Policymakers should consider benefits of decreasing alcohol availability for people from high-risk families, researchers say
RESEARCH TRIANGLE PARK, N.C. — A new study from RTI International and collaborators across the country shows that social factors, and particularly the availability of alcohol in liquor and convenience stores, appear to exacerbate effects of a family history of alcohol problems on high-risk drinking and alcohol dependence. The study by RTI, a nonprofit research institute, analyzed data for more than 12,600 adult drinkers from three U.S. National Alcohol Surveys from 2000 to 2010.
Among women who drink alcohol, a family history of alcohol problems combined with greater density of neighborhood stores selling alcohol was a significant driver of high-risking drinking, or drinking more than recommended by national guidelines, according to the study. The same did not hold for men who drink or for Black drinkers, for whom the combination of family and neighborhood risk factors was linked instead to the more serious issue of alcohol dependence.
“Our research suggests when communities make policies about where people can buy take-away alcohol, policymakers should consider the possible health benefits of decreasing alcohol availability, as these benefits may be especially great for people with a family history of alcohol problems,” said Katherine Karriker-Jaffe , Ph.D., an alcohol and drug researcher at RTI who led the study. “When clinicians talk to patients about drinking, they should consider not only family history but also environmental factors that may exacerbate the familial risk of developing heavy drinking or an alcohol use disorder.”
For white adults, living in areas with greater religious opposition to drinking reduced the effects of a family history of alcohol problems. Personal religious beliefs against drinking also were related to less high-risk drinking for all adult drinkers in the study, but there was not the same protection against alcohol dependence.
Family history of alcohol problems was assessed by asking respondents whether any of their blood relatives have ever been a “problem drinker or alcoholic,” with affirmative responses followed by a checklist of relatives.
“About half of the study participants had at least one relative who had an alcohol problem. With so many people knowing they have a family history, clinicians should take the time to discuss the implications of high-risk family histories and strategies for people to reduce their chances of developing alcohol problems of their own,” said co-author Karen Chartier, Ph.D., of Virginia Commonwealth University.

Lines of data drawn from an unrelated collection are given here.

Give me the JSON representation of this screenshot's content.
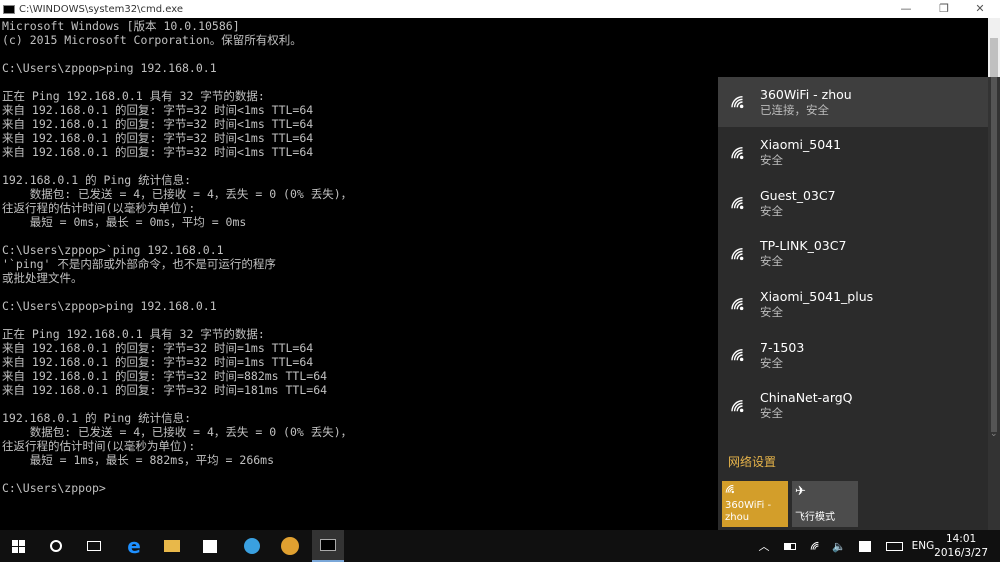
{
  "window": {
    "title": "C:\\WINDOWS\\system32\\cmd.exe",
    "minimize": "—",
    "maximize": "❐",
    "close": "✕"
  },
  "console": {
    "lines": [
      "Microsoft Windows [版本 10.0.10586]",
      "(c) 2015 Microsoft Corporation。保留所有权利。",
      "",
      "C:\\Users\\zppop>ping 192.168.0.1",
      "",
      "正在 Ping 192.168.0.1 具有 32 字节的数据:",
      "来自 192.168.0.1 的回复: 字节=32 时间<1ms TTL=64",
      "来自 192.168.0.1 的回复: 字节=32 时间<1ms TTL=64",
      "来自 192.168.0.1 的回复: 字节=32 时间<1ms TTL=64",
      "来自 192.168.0.1 的回复: 字节=32 时间<1ms TTL=64",
      "",
      "192.168.0.1 的 Ping 统计信息:",
      "    数据包: 已发送 = 4，已接收 = 4，丢失 = 0 (0% 丢失)，",
      "往返行程的估计时间(以毫秒为单位):",
      "    最短 = 0ms，最长 = 0ms，平均 = 0ms",
      "",
      "C:\\Users\\zppop>`ping 192.168.0.1",
      "'`ping' 不是内部或外部命令，也不是可运行的程序",
      "或批处理文件。",
      "",
      "C:\\Users\\zppop>ping 192.168.0.1",
      "",
      "正在 Ping 192.168.0.1 具有 32 字节的数据:",
      "来自 192.168.0.1 的回复: 字节=32 时间=1ms TTL=64",
      "来自 192.168.0.1 的回复: 字节=32 时间=1ms TTL=64",
      "来自 192.168.0.1 的回复: 字节=32 时间=882ms TTL=64",
      "来自 192.168.0.1 的回复: 字节=32 时间=181ms TTL=64",
      "",
      "192.168.0.1 的 Ping 统计信息:",
      "    数据包: 已发送 = 4，已接收 = 4，丢失 = 0 (0% 丢失)，",
      "往返行程的估计时间(以毫秒为单位):",
      "    最短 = 1ms，最长 = 882ms，平均 = 266ms",
      "",
      "C:\\Users\\zppop>"
    ]
  },
  "wifi": {
    "networks": [
      {
        "name": "360WiFi - zhou",
        "status": "已连接，安全"
      },
      {
        "name": "Xiaomi_5041",
        "status": "安全"
      },
      {
        "name": "Guest_03C7",
        "status": "安全"
      },
      {
        "name": "TP-LINK_03C7",
        "status": "安全"
      },
      {
        "name": "Xiaomi_5041_plus",
        "status": "安全"
      },
      {
        "name": "7-1503",
        "status": "安全"
      },
      {
        "name": "ChinaNet-argQ",
        "status": "安全"
      }
    ],
    "network_settings": "网络设置",
    "tiles": [
      {
        "label": "360WiFi - zhou",
        "color": "#d39e2a"
      },
      {
        "label": "飞行模式",
        "color": "#4c4c4c"
      }
    ]
  },
  "taskbar": {
    "language": "ENG",
    "time": "14:01",
    "date": "2016/3/27"
  }
}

The study was supported by the National Institute on Alcohol Abuse and Alcoholism and the National Institute on Drug Abuse, both part of the National Institutes of Health.